◆ Task description: Please write back every entry exactly, character for character.

BEGIN Provided information

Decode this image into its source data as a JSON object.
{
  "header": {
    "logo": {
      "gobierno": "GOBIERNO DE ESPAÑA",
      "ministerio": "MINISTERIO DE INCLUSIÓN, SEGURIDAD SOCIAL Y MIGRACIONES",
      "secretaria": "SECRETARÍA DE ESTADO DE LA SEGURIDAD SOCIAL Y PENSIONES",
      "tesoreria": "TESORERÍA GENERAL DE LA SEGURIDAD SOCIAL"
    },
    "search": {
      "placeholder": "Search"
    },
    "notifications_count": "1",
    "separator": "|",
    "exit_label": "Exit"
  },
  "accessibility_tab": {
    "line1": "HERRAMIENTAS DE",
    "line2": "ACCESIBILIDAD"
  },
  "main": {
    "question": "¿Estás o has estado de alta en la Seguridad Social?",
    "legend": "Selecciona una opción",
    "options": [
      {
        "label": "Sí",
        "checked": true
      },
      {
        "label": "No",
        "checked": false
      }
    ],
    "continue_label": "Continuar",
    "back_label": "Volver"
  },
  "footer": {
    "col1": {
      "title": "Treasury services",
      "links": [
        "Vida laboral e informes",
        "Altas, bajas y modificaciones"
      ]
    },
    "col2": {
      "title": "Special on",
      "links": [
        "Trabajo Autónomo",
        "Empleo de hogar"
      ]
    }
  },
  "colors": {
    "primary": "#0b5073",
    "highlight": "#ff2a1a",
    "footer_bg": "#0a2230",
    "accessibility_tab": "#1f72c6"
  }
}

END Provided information

◆ Your solution:
Decode this image into its source data as a JSON object.
{
  "header": {
    "logo": {
      "gobierno": "GOBIERNO DE ESPAÑA",
      "ministerio": "MINISTERIO DE INCLUSIÓN, SEGURIDAD SOCIAL Y MIGRACIONES",
      "secretaria": "SECRETARÍA DE ESTADO DE LA SEGURIDAD SOCIAL Y PENSIONES",
      "tesoreria": "TESORERÍA GENERAL DE LA SEGURIDAD SOCIAL"
    },
    "search": {
      "placeholder": "Search"
    },
    "notifications_count": "1",
    "separator": "|",
    "exit_label": "Exit"
  },
  "accessibility_tab": {
    "line1": "HERRAMIENTAS DE",
    "line2": "ACCESIBILIDAD"
  },
  "main": {
    "question": "¿Estás o has estado de alta en la Seguridad Social?",
    "legend": "Selecciona una opción",
    "options": [
      {
        "label": "Sí",
        "checked": true
      },
      {
        "label": "No",
        "checked": false
      }
    ],
    "continue_label": "Continuar",
    "back_label": "Volver"
  },
  "footer": {
    "col1": {
      "title": "Treasury services",
      "links": [
        "Vida laboral e informes",
        "Altas, bajas y modificaciones"
      ]
    },
    "col2": {
      "title": "Special on",
      "links": [
        "Trabajo Autónomo",
        "Empleo de hogar"
      ]
    }
  },
  "colors": {
    "primary": "#0b5073",
    "highlight": "#ff2a1a",
    "footer_bg": "#0a2230",
    "accessibility_tab": "#1f72c6"
  }
}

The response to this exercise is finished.